Work required:
Your answer must be the listing, given again word for word.

::::

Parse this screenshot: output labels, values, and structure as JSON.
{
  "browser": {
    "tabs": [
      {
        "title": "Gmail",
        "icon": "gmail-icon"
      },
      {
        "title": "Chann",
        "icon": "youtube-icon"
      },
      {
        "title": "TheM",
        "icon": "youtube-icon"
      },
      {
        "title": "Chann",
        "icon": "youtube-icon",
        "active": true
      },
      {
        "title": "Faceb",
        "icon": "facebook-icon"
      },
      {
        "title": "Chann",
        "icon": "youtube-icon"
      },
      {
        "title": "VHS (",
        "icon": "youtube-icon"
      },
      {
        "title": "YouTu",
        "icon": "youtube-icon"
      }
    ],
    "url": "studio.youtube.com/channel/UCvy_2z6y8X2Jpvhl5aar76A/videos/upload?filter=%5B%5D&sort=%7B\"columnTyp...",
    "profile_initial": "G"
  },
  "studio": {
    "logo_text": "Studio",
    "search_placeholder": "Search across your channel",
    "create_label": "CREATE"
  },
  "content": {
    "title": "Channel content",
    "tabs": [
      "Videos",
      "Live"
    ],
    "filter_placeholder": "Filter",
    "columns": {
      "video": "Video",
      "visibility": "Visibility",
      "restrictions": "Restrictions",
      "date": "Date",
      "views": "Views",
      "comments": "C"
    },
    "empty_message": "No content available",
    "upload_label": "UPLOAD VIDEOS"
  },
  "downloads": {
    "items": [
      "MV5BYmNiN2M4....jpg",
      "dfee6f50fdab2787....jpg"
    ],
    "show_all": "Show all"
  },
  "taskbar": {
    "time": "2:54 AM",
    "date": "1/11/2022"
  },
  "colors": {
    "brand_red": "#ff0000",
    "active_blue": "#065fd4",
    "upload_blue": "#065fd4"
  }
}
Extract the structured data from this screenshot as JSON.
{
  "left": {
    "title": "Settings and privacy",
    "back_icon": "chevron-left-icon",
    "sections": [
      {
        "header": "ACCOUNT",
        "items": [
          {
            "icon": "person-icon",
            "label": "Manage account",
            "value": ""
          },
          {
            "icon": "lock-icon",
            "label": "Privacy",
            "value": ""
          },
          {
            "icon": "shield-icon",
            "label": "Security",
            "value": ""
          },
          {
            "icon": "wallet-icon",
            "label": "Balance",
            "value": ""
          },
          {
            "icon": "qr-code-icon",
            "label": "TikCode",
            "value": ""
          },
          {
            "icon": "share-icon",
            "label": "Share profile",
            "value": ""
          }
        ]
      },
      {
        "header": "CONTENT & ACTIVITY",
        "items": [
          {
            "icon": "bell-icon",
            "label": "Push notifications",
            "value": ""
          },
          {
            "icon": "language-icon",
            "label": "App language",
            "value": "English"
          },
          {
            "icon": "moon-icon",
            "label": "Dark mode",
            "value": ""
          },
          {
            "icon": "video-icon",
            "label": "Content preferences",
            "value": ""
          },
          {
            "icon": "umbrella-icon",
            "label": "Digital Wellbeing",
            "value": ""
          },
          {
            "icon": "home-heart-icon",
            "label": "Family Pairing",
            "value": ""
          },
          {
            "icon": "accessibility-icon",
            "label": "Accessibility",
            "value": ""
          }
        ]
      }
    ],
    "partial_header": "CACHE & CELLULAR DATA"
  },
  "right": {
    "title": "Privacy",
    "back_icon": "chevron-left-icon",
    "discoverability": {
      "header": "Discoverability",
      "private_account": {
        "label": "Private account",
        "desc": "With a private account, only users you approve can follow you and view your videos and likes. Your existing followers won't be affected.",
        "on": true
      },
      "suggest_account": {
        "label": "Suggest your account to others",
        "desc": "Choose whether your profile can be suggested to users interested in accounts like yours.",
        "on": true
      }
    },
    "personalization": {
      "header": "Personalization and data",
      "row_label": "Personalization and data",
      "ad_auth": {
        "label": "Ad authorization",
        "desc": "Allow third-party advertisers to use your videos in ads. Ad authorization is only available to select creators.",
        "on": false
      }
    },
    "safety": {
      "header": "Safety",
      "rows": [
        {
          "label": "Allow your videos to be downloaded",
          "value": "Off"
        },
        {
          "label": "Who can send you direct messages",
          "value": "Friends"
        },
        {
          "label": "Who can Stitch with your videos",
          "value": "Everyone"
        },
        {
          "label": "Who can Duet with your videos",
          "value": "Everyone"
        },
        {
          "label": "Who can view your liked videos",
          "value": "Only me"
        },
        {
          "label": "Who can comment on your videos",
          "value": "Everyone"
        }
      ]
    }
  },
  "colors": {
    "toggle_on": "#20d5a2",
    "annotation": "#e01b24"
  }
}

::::

Answer to this problem:
Parse this screenshot: output labels, values, and structure as JSON.
{
  "browser": {
    "tabs": [
      {
        "title": "Gmail",
        "icon": "gmail-icon"
      },
      {
        "title": "Chann",
        "icon": "youtube-icon"
      },
      {
        "title": "TheM",
        "icon": "youtube-icon"
      },
      {
        "title": "Chann",
        "icon": "youtube-icon",
        "active": true
      },
      {
        "title": "Faceb",
        "icon": "facebook-icon"
      },
      {
        "title": "Chann",
        "icon": "youtube-icon"
      },
      {
        "title": "VHS (",
        "icon": "youtube-icon"
      },
      {
        "title": "YouTu",
        "icon": "youtube-icon"
      }
    ],
    "url": "studio.youtube.com/channel/UCvy_2z6y8X2Jpvhl5aar76A/videos/upload?filter=%5B%5D&sort=%7B\"columnTyp...",
    "profile_initial": "G"
  },
  "studio": {
    "logo_text": "Studio",
    "search_placeholder": "Search across your channel",
    "create_label": "CREATE"
  },
  "content": {
    "title": "Channel content",
    "tabs": [
      "Videos",
      "Live"
    ],
    "filter_placeholder": "Filter",
    "columns": {
      "video": "Video",
      "visibility": "Visibility",
      "restrictions": "Restrictions",
      "date": "Date",
      "views": "Views",
      "comments": "C"
    },
    "empty_message": "No content available",
    "upload_label": "UPLOAD VIDEOS"
  },
  "downloads": {
    "items": [
      "MV5BYmNiN2M4....jpg",
      "dfee6f50fdab2787....jpg"
    ],
    "show_all": "Show all"
  },
  "taskbar": {
    "time": "2:54 AM",
    "date": "1/11/2022"
  },
  "colors": {
    "brand_red": "#ff0000",
    "active_blue": "#065fd4",
    "upload_blue": "#065fd4"
  }
}
Extract the structured data from this screenshot as JSON.
{
  "left": {
    "title": "Settings and privacy",
    "back_icon": "chevron-left-icon",
    "sections": [
      {
        "header": "ACCOUNT",
        "items": [
          {
            "icon": "person-icon",
            "label": "Manage account",
            "value": ""
          },
          {
            "icon": "lock-icon",
            "label": "Privacy",
            "value": ""
          },
          {
            "icon": "shield-icon",
            "label": "Security",
            "value": ""
          },
          {
            "icon": "wallet-icon",
            "label": "Balance",
            "value": ""
          },
          {
            "icon": "qr-code-icon",
            "label": "TikCode",
            "value": ""
          },
          {
            "icon": "share-icon",
            "label": "Share profile",
            "value": ""
          }
        ]
      },
      {
        "header": "CONTENT & ACTIVITY",
        "items": [
          {
            "icon": "bell-icon",
            "label": "Push notifications",
            "value": ""
          },
          {
            "icon": "language-icon",
            "label": "App language",
            "value": "English"
          },
          {
            "icon": "moon-icon",
            "label": "Dark mode",
            "value": ""
          },
          {
            "icon": "video-icon",
            "label": "Content preferences",
            "value": ""
          },
          {
            "icon": "umbrella-icon",
            "label": "Digital Wellbeing",
            "value": ""
          },
          {
            "icon": "home-heart-icon",
            "label": "Family Pairing",
            "value": ""
          },
          {
            "icon": "accessibility-icon",
            "label": "Accessibility",
            "value": ""
          }
        ]
      }
    ],
    "partial_header": "CACHE & CELLULAR DATA"
  },
  "right": {
    "title": "Privacy",
    "back_icon": "chevron-left-icon",
    "discoverability": {
      "header": "Discoverability",
      "private_account": {
        "label": "Private account",
        "desc": "With a private account, only users you approve can follow you and view your videos and likes. Your existing followers won't be affected.",
        "on": true
      },
      "suggest_account": {
        "label": "Suggest your account to others",
        "desc": "Choose whether your profile can be suggested to users interested in accounts like yours.",
        "on": true
      }
    },
    "personalization": {
      "header": "Personalization and data",
      "row_label": "Personalization and data",
      "ad_auth": {
        "label": "Ad authorization",
        "desc": "Allow third-party advertisers to use your videos in ads. Ad authorization is only available to select creators.",
        "on": false
      }
    },
    "safety": {
      "header": "Safety",
      "rows": [
        {
          "label": "Allow your videos to be downloaded",
          "value": "Off"
        },
        {
          "label": "Who can send you direct messages",
          "value": "Friends"
        },
        {
          "label": "Who can Stitch with your videos",
          "value": "Everyone"
        },
        {
          "label": "Who can Duet with your videos",
          "value": "Everyone"
        },
        {
          "label": "Who can view your liked videos",
          "value": "Only me"
        },
        {
          "label": "Who can comment on your videos",
          "value": "Everyone"
        }
      ]
    }
  },
  "colors": {
    "toggle_on": "#20d5a2",
    "annotation": "#e01b24"
  }
}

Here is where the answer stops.